● Work request: Each time a line of the listing holds "Showroom", copy that line.
##########
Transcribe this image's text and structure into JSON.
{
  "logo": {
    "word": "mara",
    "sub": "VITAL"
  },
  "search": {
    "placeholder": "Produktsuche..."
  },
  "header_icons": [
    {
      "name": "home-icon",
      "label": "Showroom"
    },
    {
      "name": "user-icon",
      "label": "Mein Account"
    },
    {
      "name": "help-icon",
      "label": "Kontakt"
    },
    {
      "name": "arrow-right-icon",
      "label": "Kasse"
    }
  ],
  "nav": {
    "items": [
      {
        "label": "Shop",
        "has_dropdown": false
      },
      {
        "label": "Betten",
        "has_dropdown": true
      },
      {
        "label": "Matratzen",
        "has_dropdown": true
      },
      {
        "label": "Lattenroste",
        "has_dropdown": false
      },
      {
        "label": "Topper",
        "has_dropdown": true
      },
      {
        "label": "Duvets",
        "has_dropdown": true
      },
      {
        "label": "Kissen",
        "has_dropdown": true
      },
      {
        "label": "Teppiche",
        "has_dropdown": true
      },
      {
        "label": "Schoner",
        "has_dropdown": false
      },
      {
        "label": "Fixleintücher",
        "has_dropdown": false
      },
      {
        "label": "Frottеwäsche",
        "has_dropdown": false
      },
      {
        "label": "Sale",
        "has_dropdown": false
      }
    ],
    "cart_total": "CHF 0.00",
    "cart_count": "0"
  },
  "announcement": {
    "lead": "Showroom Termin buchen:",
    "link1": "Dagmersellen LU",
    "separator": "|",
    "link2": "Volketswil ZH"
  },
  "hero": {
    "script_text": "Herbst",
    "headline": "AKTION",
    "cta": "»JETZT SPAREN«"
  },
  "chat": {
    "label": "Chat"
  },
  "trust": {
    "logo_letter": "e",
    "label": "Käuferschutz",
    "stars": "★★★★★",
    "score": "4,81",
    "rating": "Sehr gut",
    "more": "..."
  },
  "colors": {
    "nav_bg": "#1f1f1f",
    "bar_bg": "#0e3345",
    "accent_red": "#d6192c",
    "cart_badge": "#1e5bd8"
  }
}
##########
● Reply:
      "label": "Showroom"
    "lead": "Showroom Termin buchen:",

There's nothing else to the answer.